[Exercise input Boundary: Start]

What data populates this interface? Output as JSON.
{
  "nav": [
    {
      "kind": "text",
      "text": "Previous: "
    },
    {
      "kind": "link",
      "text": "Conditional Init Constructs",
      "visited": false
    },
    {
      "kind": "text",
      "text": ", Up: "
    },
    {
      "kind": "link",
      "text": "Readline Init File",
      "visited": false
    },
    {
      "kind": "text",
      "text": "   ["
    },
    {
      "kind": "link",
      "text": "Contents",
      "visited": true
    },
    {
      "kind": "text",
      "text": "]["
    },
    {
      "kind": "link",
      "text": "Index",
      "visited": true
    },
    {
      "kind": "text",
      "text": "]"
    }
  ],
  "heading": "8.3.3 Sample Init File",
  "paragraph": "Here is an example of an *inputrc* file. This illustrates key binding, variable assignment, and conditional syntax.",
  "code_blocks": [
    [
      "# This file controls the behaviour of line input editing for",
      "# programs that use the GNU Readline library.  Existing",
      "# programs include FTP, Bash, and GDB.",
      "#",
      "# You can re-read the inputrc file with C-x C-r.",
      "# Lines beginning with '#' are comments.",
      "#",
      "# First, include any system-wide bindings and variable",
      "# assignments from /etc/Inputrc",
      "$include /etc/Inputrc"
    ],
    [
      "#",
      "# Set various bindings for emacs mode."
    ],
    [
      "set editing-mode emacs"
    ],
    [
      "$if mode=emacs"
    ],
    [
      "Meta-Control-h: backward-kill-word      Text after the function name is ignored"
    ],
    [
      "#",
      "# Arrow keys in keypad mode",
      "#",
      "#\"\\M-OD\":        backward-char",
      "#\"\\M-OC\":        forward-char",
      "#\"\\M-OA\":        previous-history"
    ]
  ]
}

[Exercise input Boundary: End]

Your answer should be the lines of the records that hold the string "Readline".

      "text": "Readline Init File",
      "# programs that use the GNU Readline library.  Existing",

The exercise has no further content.